Part of the reason I think the partisan meme of the ‘war on science’ is a bad idea is that it could lead some to infer that the least war-like party is very committed to supporting science – at least to the extent that science advocates (including champions of the partisan meme) would like.
However, I think the more important struggle, a perpetual struggle, is over the priority placed on supporting science and technology. Regardless of the parties in power (be it in Congress or in the White House), the challenge is not getting the science supporters in one party to reach critical mass. It’s getting enough supporters, regardless of party, to pay attention to the issues we think are important.
ScienceInsider notes the latest evidence supporting this idea in a recent statement from President Obama noting the accomplishments during the ‘lame-duck’ session of Congress. The passage of the America COMPETES reauthorization bill did not receive much attention from the White House, the President, or much of the non-science and technology press.

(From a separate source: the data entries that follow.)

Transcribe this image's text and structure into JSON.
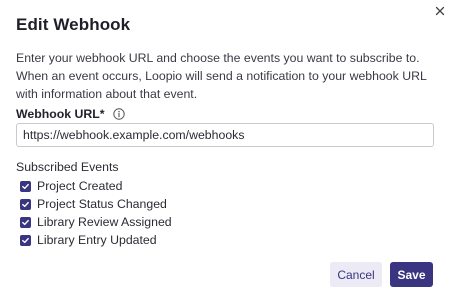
{
  "dialog": {
    "title": "Edit Webhook",
    "description": "Enter your webhook URL and choose the events you want to subscribe to. When an event occurs, Loopio will send a notification to your webhook URL with information about that event."
  },
  "url_field": {
    "label": "Webhook URL*",
    "value": "https://webhook.example.com/webhooks"
  },
  "events": {
    "label": "Subscribed Events",
    "items": [
      {
        "label": "Project Created",
        "checked": true
      },
      {
        "label": "Project Status Changed",
        "checked": true
      },
      {
        "label": "Library Review Assigned",
        "checked": true
      },
      {
        "label": "Library Entry Updated",
        "checked": true
      }
    ]
  },
  "buttons": {
    "cancel": "Cancel",
    "save": "Save"
  },
  "icons": {
    "close": "close-icon",
    "info": "info-icon",
    "check": "checkmark-icon"
  },
  "colors": {
    "accent": "#3a3580",
    "cancel_bg": "#ebeaf5",
    "border": "#c9c9d1"
  }
}
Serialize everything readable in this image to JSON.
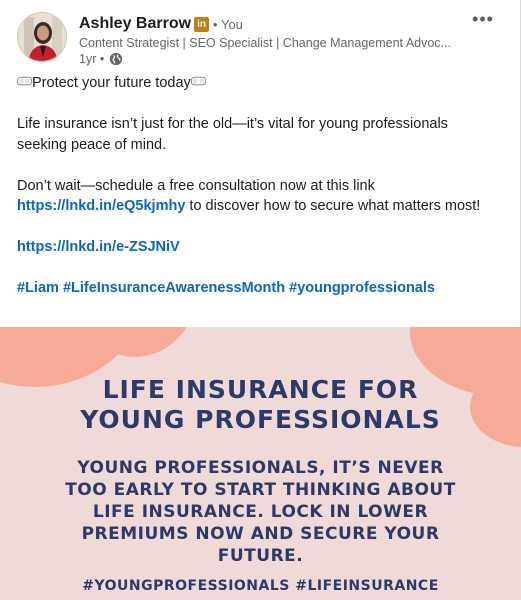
{
  "author": {
    "name": "Ashley Barrow",
    "badge": "in",
    "you_label": "• You",
    "headline": "Content Strategist | SEO Specialist | Change Management Advoc...",
    "time": "1yr •"
  },
  "icons": {
    "menu": "more-horizontal-icon",
    "globe": "globe-icon",
    "goggles": "goggles-icon"
  },
  "post": {
    "line1": "Protect your future today",
    "para2": "Life insurance isn’t just for the old—it’s vital for young professionals seeking peace of mind.",
    "para3_prefix": "Don’t wait—schedule a free consultation now at this link ",
    "link1": "https://lnkd.in/eQ5kjmhy",
    "para3_suffix": " to discover how to secure what matters most!",
    "link2": "https://lnkd.in/e-ZSJNiV",
    "hashtags": [
      "#Liam",
      "#LifeInsuranceAwarenessMonth",
      "#youngprofessionals"
    ]
  },
  "image": {
    "title_line1": "LIFE INSURANCE FOR",
    "title_line2": "YOUNG PROFESSIONALS",
    "sub_line1": "YOUNG PROFESSIONALS, IT’S NEVER",
    "sub_line2": "TOO EARLY TO START THINKING ABOUT",
    "sub_line3": "LIFE INSURANCE. LOCK IN LOWER",
    "sub_line4": "PREMIUMS NOW AND SECURE YOUR",
    "sub_line5": "FUTURE.",
    "tags": "#YOUNGPROFESSIONALS #LIFEINSURANCE"
  },
  "colors": {
    "link": "#0a66c2",
    "image_bg": "#f0dad7",
    "image_text": "#2b3a6a",
    "blob": "#f6aa97",
    "badge": "#c37d16"
  }
}
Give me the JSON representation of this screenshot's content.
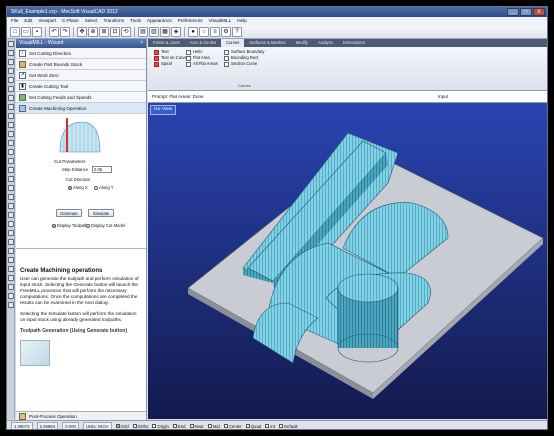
{
  "window": {
    "title": "SKull_Example1.vcp - MecSoft VisualCAD 2012",
    "buttons": [
      "_",
      "□",
      "X"
    ]
  },
  "menu": [
    "File",
    "Edit",
    "Viewport",
    "C-Plane",
    "Select",
    "Transform",
    "Tools",
    "Appearance",
    "Preferences",
    "VisualMILL",
    "Help"
  ],
  "panel": {
    "title": "VisualMILL - Wizard",
    "close": "×",
    "steps": [
      {
        "label": "Set Cutting Direction",
        "icon": "arrow-icon"
      },
      {
        "label": "Create Part Bounds Stock",
        "icon": "stock-icon"
      },
      {
        "label": "Set Work Zero",
        "icon": "zero-icon"
      },
      {
        "label": "Create Cutting Tool",
        "icon": "tool-icon"
      },
      {
        "label": "Set Cutting Feeds and Speeds",
        "icon": "feed-icon"
      },
      {
        "label": "Create Machining Operation",
        "icon": "operation-icon"
      }
    ],
    "params": {
      "title": "Cut Parameters",
      "step_label": "Step Distance",
      "step_value": "0.05",
      "dir_label": "Cut Direction",
      "along_x": "Along X",
      "along_y": "Along Y",
      "generate": "Generate",
      "simulate": "Simulate",
      "disp_toolpath": "Display Toolpath",
      "disp_cut_model": "Display Cut Model"
    },
    "help": {
      "heading": "Create Machining operations",
      "p1": "User can generate the toolpath and perform simulation of input stock. Selecting the Generate button will launch the FreeMILL processor that will perform the necessary computations. Once the computations are completed the results can be examined in the next dialog.",
      "p2": "Selecting the Simulate button will perform the simulation on input stock using already generated toolpaths.",
      "h2": "Toolpath Generation (Using Generate button)"
    },
    "post": "Post-Process Operation"
  },
  "ribbon": {
    "tabs": [
      "Points & Lines",
      "Arcs & Circles",
      "Curves",
      "Surfaces & Meshes",
      "Modify",
      "Analyze",
      "Dimensions"
    ],
    "selected_tab": "Curves",
    "col1": [
      "Text",
      "Text on Curve",
      "Spiral"
    ],
    "col2": [
      "Helix",
      "Flat Area",
      "All Flat Areas"
    ],
    "col3": [
      "Surface Boundary",
      "Bounding Rect",
      "Section Curve"
    ],
    "group_label": "Curves"
  },
  "prompt": {
    "label": "Prompt: Flat Areas: Done",
    "input_label": "Input"
  },
  "viewport": {
    "label": "Iso View"
  },
  "status": {
    "x": "1.09073",
    "y": "2.26984",
    "z": "0.000",
    "units": "Units: INCH",
    "snaps": [
      {
        "label": "Grid",
        "on": true
      },
      {
        "label": "Ortho",
        "on": false
      },
      {
        "label": "Origin",
        "on": false
      },
      {
        "label": "End",
        "on": false
      },
      {
        "label": "Near",
        "on": false
      },
      {
        "label": "Mid",
        "on": false
      },
      {
        "label": "Center",
        "on": false
      },
      {
        "label": "Quad",
        "on": false
      },
      {
        "label": "Int",
        "on": false
      },
      {
        "label": "Default",
        "on": false
      }
    ]
  }
}
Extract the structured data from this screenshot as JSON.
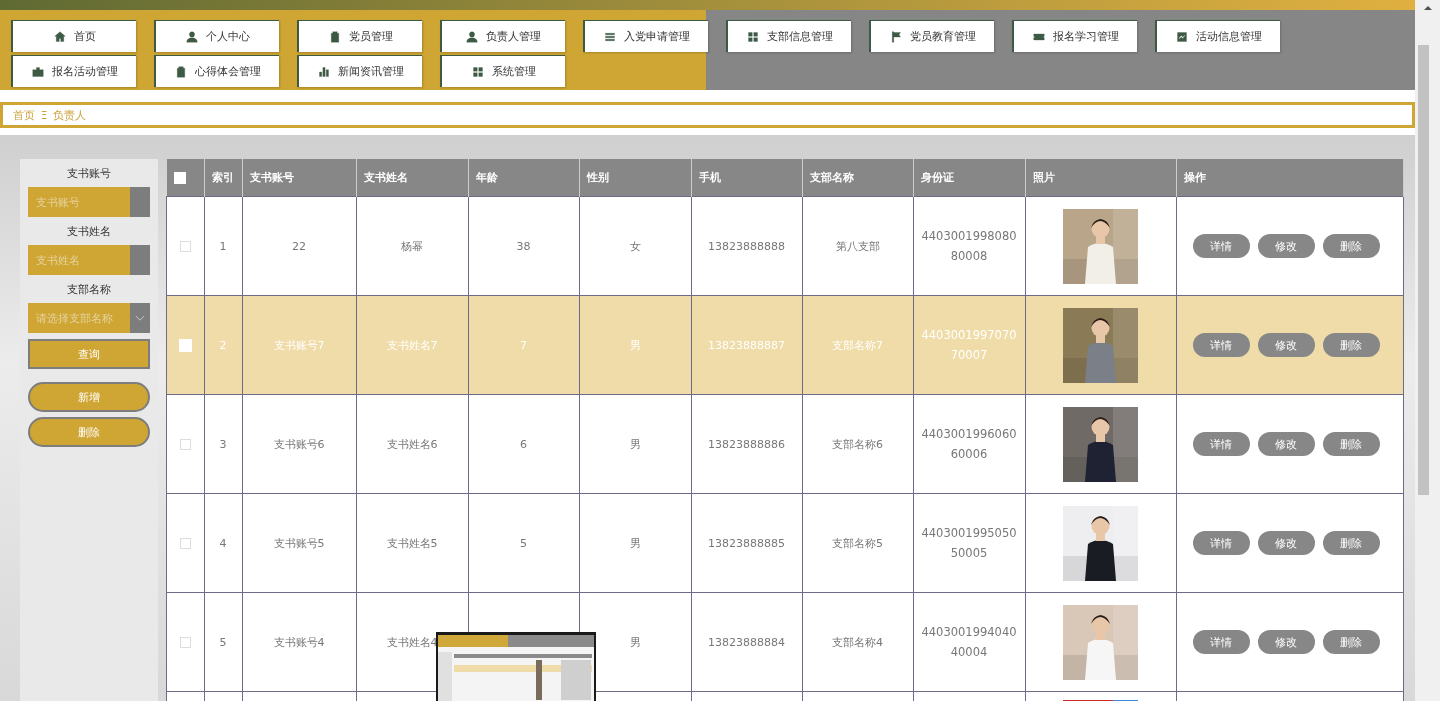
{
  "nav": [
    {
      "label": "首页"
    },
    {
      "label": "个人中心"
    },
    {
      "label": "党员管理"
    },
    {
      "label": "负责人管理"
    },
    {
      "label": "入党申请管理"
    },
    {
      "label": "支部信息管理"
    },
    {
      "label": "党员教育管理"
    },
    {
      "label": "报名学习管理"
    },
    {
      "label": "活动信息管理"
    },
    {
      "label": "报名活动管理"
    },
    {
      "label": "心得体会管理"
    },
    {
      "label": "新闻资讯管理"
    },
    {
      "label": "系统管理"
    }
  ],
  "breadcrumb": {
    "home": "首页",
    "separator": "Ξ",
    "current": "负责人"
  },
  "search": {
    "fields": [
      {
        "label": "支书账号",
        "placeholder": "支书账号",
        "kind": "input"
      },
      {
        "label": "支书姓名",
        "placeholder": "支书姓名",
        "kind": "input"
      },
      {
        "label": "支部名称",
        "placeholder": "请选择支部名称",
        "kind": "select"
      }
    ],
    "query_button": "查询",
    "add_button": "新增",
    "delete_button": "删除"
  },
  "table": {
    "columns": [
      "索引",
      "支书账号",
      "支书姓名",
      "年龄",
      "性别",
      "手机",
      "支部名称",
      "身份证",
      "照片",
      "操作"
    ],
    "select_all": false,
    "rows": [
      {
        "index": "1",
        "account": "22",
        "name": "杨幂",
        "age": "38",
        "gender": "女",
        "phone": "13823888888",
        "branch": "第八支部",
        "id_card": "440300199808080008",
        "selected": false,
        "actions": [
          "详情",
          "修改",
          "删除"
        ]
      },
      {
        "index": "2",
        "account": "支书账号7",
        "name": "支书姓名7",
        "age": "7",
        "gender": "男",
        "phone": "13823888887",
        "branch": "支部名称7",
        "id_card": "440300199707070007",
        "selected": true,
        "actions": [
          "详情",
          "修改",
          "删除"
        ]
      },
      {
        "index": "3",
        "account": "支书账号6",
        "name": "支书姓名6",
        "age": "6",
        "gender": "男",
        "phone": "13823888886",
        "branch": "支部名称6",
        "id_card": "440300199606060006",
        "selected": false,
        "actions": [
          "详情",
          "修改",
          "删除"
        ]
      },
      {
        "index": "4",
        "account": "支书账号5",
        "name": "支书姓名5",
        "age": "5",
        "gender": "男",
        "phone": "13823888885",
        "branch": "支部名称5",
        "id_card": "440300199505050005",
        "selected": false,
        "actions": [
          "详情",
          "修改",
          "删除"
        ]
      },
      {
        "index": "5",
        "account": "支书账号4",
        "name": "支书姓名4",
        "gender": "男",
        "phone": "13823888884",
        "branch": "支部名称4",
        "id_card": "440300199404040004",
        "selected": false,
        "actions": [
          "详情",
          "修改",
          "删除"
        ]
      }
    ]
  }
}
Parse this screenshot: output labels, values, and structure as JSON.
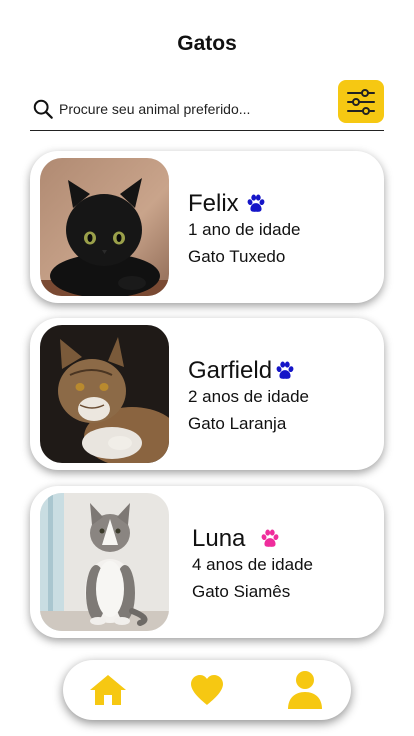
{
  "header": {
    "title": "Gatos"
  },
  "search": {
    "placeholder": "Procure seu animal preferido..."
  },
  "colors": {
    "accent": "#f6c812",
    "paw_blue": "#1515c8",
    "paw_pink": "#ef2d9c"
  },
  "pets": [
    {
      "name": "Felix",
      "age": "1 ano de idade",
      "breed": "Gato Tuxedo",
      "paw_icon": "paw-icon",
      "paw_color": "blue"
    },
    {
      "name": "Garfield",
      "age": "2 anos de idade",
      "breed": "Gato Laranja",
      "paw_icon": "paw-icon",
      "paw_color": "blue"
    },
    {
      "name": "Luna",
      "age": "4 anos de idade",
      "breed": "Gato Siamês",
      "paw_icon": "paw-icon",
      "paw_color": "pink"
    }
  ],
  "nav": {
    "items": [
      {
        "icon": "home-icon"
      },
      {
        "icon": "heart-icon"
      },
      {
        "icon": "user-icon"
      }
    ]
  }
}
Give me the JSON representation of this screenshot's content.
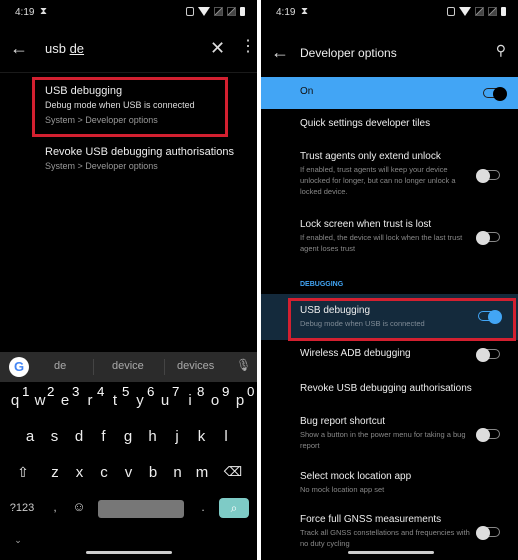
{
  "left": {
    "status": {
      "time": "4:19"
    },
    "search": {
      "query_prefix": "usb ",
      "query_composing": "de"
    },
    "results": [
      {
        "title": "USB debugging",
        "subtitle": "Debug mode when USB is connected",
        "path": "System > Developer options",
        "highlighted": true
      },
      {
        "title": "Revoke USB debugging authorisations",
        "path": "System > Developer options"
      }
    ],
    "keyboard": {
      "suggestions": [
        "de",
        "device",
        "devices"
      ],
      "row1": [
        "q",
        "w",
        "e",
        "r",
        "t",
        "y",
        "u",
        "i",
        "o",
        "p"
      ],
      "row1_hints": [
        "1",
        "2",
        "3",
        "4",
        "5",
        "6",
        "7",
        "8",
        "9",
        "0"
      ],
      "row2": [
        "a",
        "s",
        "d",
        "f",
        "g",
        "h",
        "j",
        "k",
        "l"
      ],
      "row3": [
        "z",
        "x",
        "c",
        "v",
        "b",
        "n",
        "m"
      ],
      "symbols_label": "?123",
      "comma": ",",
      "period": ".",
      "google_label": "G"
    }
  },
  "right": {
    "status": {
      "time": "4:19"
    },
    "title": "Developer options",
    "master": {
      "label": "On",
      "enabled": true
    },
    "prefs": [
      {
        "title": "Quick settings developer tiles"
      },
      {
        "title": "Trust agents only extend unlock",
        "desc": "If enabled, trust agents will keep your device unlocked for longer, but can no longer unlock a locked device.",
        "enabled": false
      },
      {
        "title": "Lock screen when trust is lost",
        "desc": "If enabled, the device will lock when the last trust agent loses trust",
        "enabled": false
      }
    ],
    "category": "DEBUGGING",
    "debug_prefs": [
      {
        "title": "USB debugging",
        "desc": "Debug mode when USB is connected",
        "enabled": true,
        "highlighted": true
      },
      {
        "title": "Wireless ADB debugging",
        "enabled": false
      },
      {
        "title": "Revoke USB debugging authorisations"
      },
      {
        "title": "Bug report shortcut",
        "desc": "Show a button in the power menu for taking a bug report",
        "enabled": false
      },
      {
        "title": "Select mock location app",
        "desc": "No mock location app set"
      },
      {
        "title": "Force full GNSS measurements",
        "desc": "Track all GNSS constellations and frequencies with no duty cycling",
        "enabled": false
      }
    ]
  },
  "colors": {
    "accent": "#42a5f5",
    "highlight_border": "#d32030",
    "search_key": "#7ecbc6"
  }
}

The slightly larger press notice that accompanied the passage of the original COMPETES legislation was followed by a failure to follow through in appropriations, so the concerns expressed by those disappointed in the minimal notice this time haven’t exactly changed in the nearly three years since. And it’s the fight for priority that deserves the attention, not poking a bear with a stick.